Posted by bob on May 19, 2000, at 0:29:07
In reply to Re: Editorial Concern, Too - off topic to bob, posted by Cam W. on May 18, 2000, at 23:34:31
> Want to share structure of universe theories via e-mail?
Well, I've been out of the loop (hah!) for a while, but I can give you my own theory on the structure of the universe. Back as an undergrad, I solved the "missing mass" problem you see. You know how a single sock out of a pair will disappear from the dryer with no explanation whatsoever? Or how you often see a single shoe lying along the side of the road, the other one no where in sight? Plus, I've heard from smokers that cheap plastic butane lighters have a tendency to disappear into thin air -- vanished without a trace! Well, the place that all this stuff goes to is where all the missing mass is ... one or more of those other 11 or 15 dimensions that are supposed to exist somewhere.
Anyway, there are some rather disturbing implications of this theory. While locally, here on earth, things like socks and butane are far more common than their cosmic distribution would suggest, we generally dismiss how rare free hydrogen is. Cosmically speaking, tho, hydrogen makes up 90% or so of the matter in the universe. So, logically, 90% or so of the missing mass should be hydrogen, right?
Well, what if some well-meaning but ignorant person should go in search of that sock or lighter? What if he or she actually FINDS it? I mean, besides all that hydrogen, there are all those other socks and probably a lot of dust bunnies.
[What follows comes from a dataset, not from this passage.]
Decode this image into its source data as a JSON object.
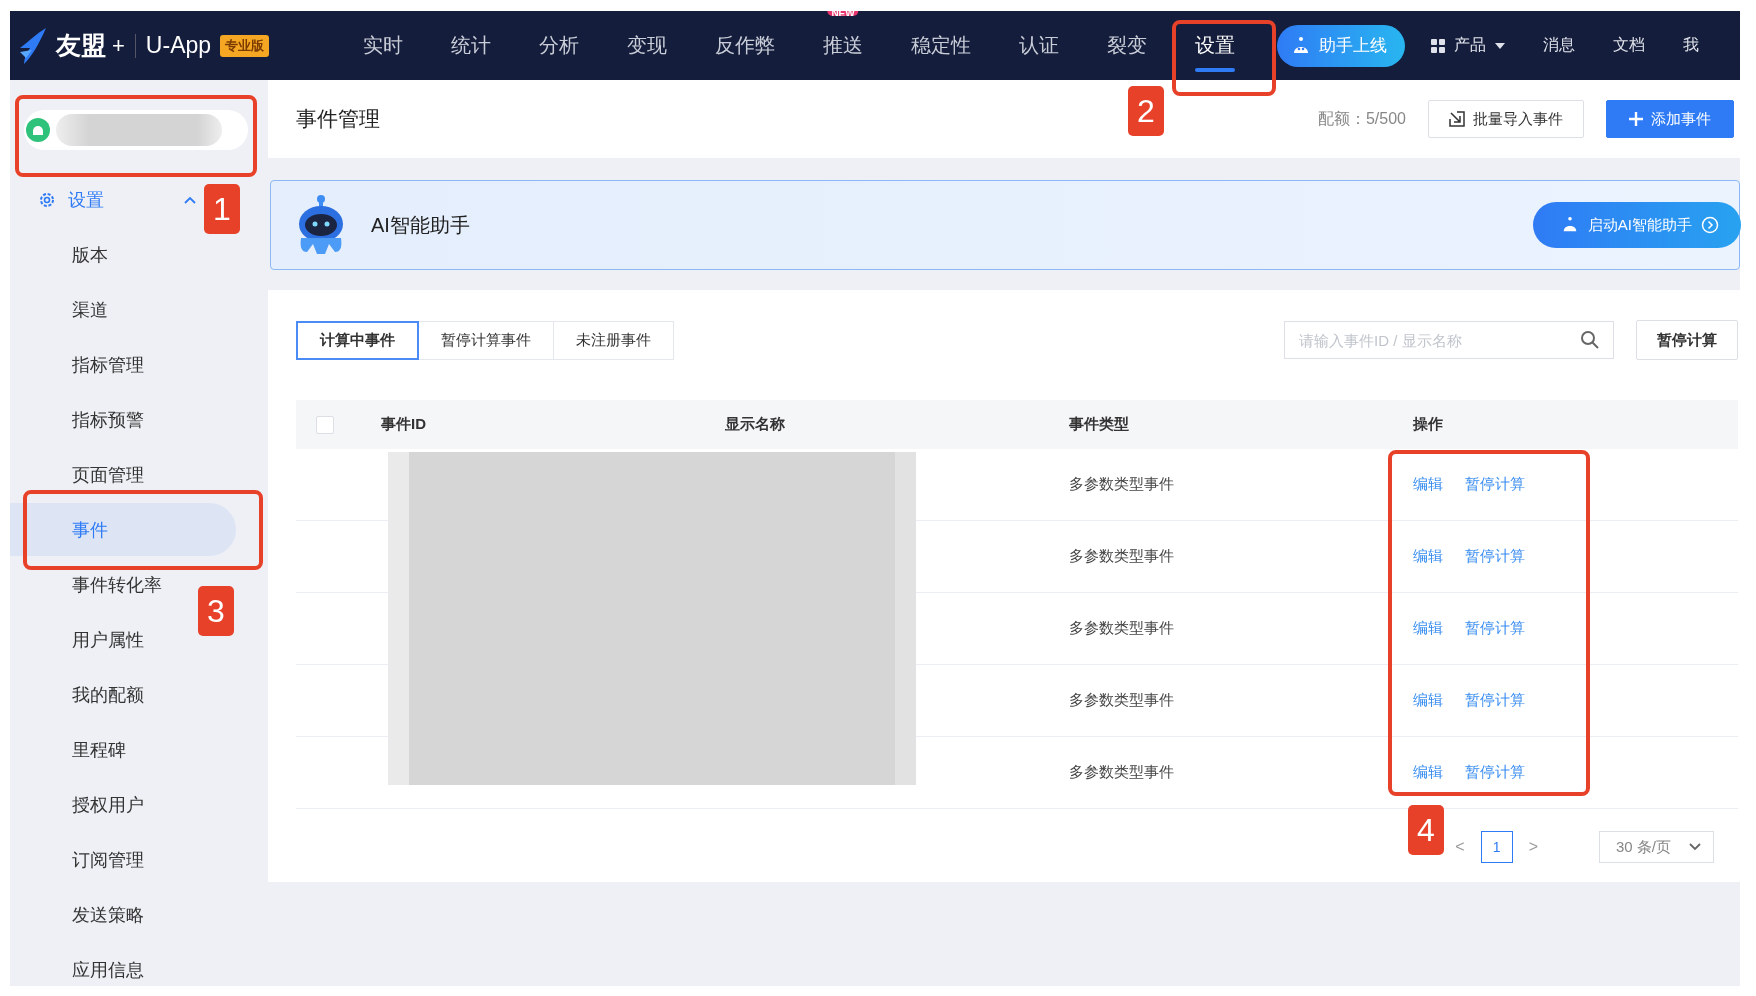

Do you realize what would happen in the case of any static cling with those socks? Or what if someone flicks their newly-found Bic? Doesn't anybody remember the Hindenberg?
Yep ... we'd have ourselves another Big Bang.
So the moral of the story is that somethings that are lost should stay lost. Finding them just isn't worth the price.
Now, wasn't there an item about ECT somewhere around here? ....